Typing text in CU-SeeMe Windows

Larry Chace (rlc1@cornell.edu)
Wed, 15 Feb 1995 10:31:00 -0500


Gordon Whelpley <zephyr@primenet.com> recently asked about typing text into
the local video window when using the Windows version of CU-SeeMe.

In both the Mac and Windows versions, the text will be entered into the
local video window when that window is "in front". On the Mac, just click
on the local video window to bring it to the front. Under Windows, you may
have to select "Bring to front" under the "Window" menu in the window
labelled "CU-SeeMe Menu Bar"; this may be be necessary only at the
beginning of your session. (And *that* *might* be a "bug", not a
"feature"!)

In either case, the text will be converted into pixels and will then be
written on top of the video image. It is as if the video camera had "seen"
the text characters as a part of its image.
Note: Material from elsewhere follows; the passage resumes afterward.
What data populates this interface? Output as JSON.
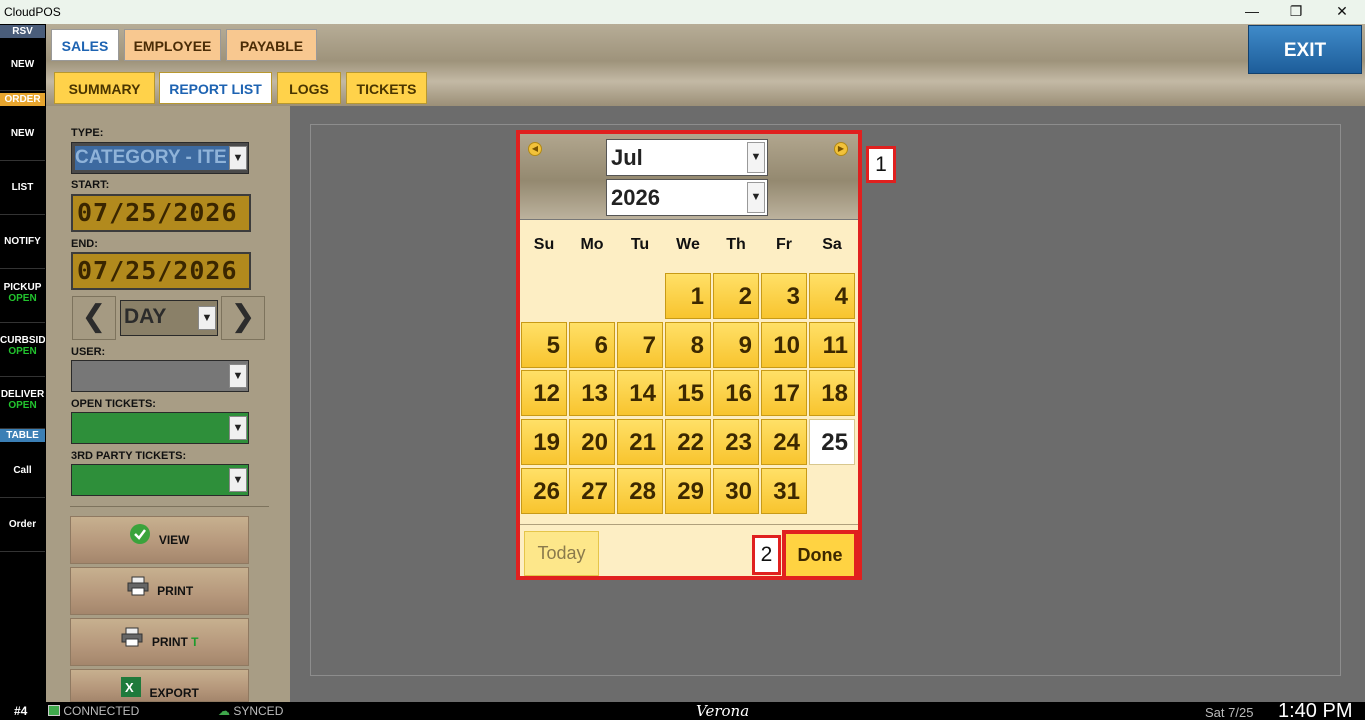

The resulting picture+text
will then get compressed, differenced, compressed again, and transmitted as
normal video.

While this scheme might be considered counter-intuitive, it *does* have the
advantage that the text characters can be received by any program that can
receive the normal video. It is *not* necessary for a receiving program to
have some understanding of an alternate data stream that contains just the
text.

That having been said, let me also say that the "Talk" window currently
available on on the Mac (and only with versions at or above the 0.80 level)
*do* use an alternate data stream. I have begun to implement that
"auxiliary data" processing facility for the Windows version, and so
Windows, too, will have the built-in "Talk" window. I cannot yet give an
estimated availability date.

We are also considering converting the present "text in video" to its own
ASCII data stream, but that is something else.

(While many of us deplore "private" convesations that get posted to the
entire 1162 readers of this list, we have been asked to post our technical
responses to the entire list, even at the risk of boring those who would
prefer to hear about IPhone or other topics. Sorry.) ;-)

Larry Chace (rlc1@cornell.edu)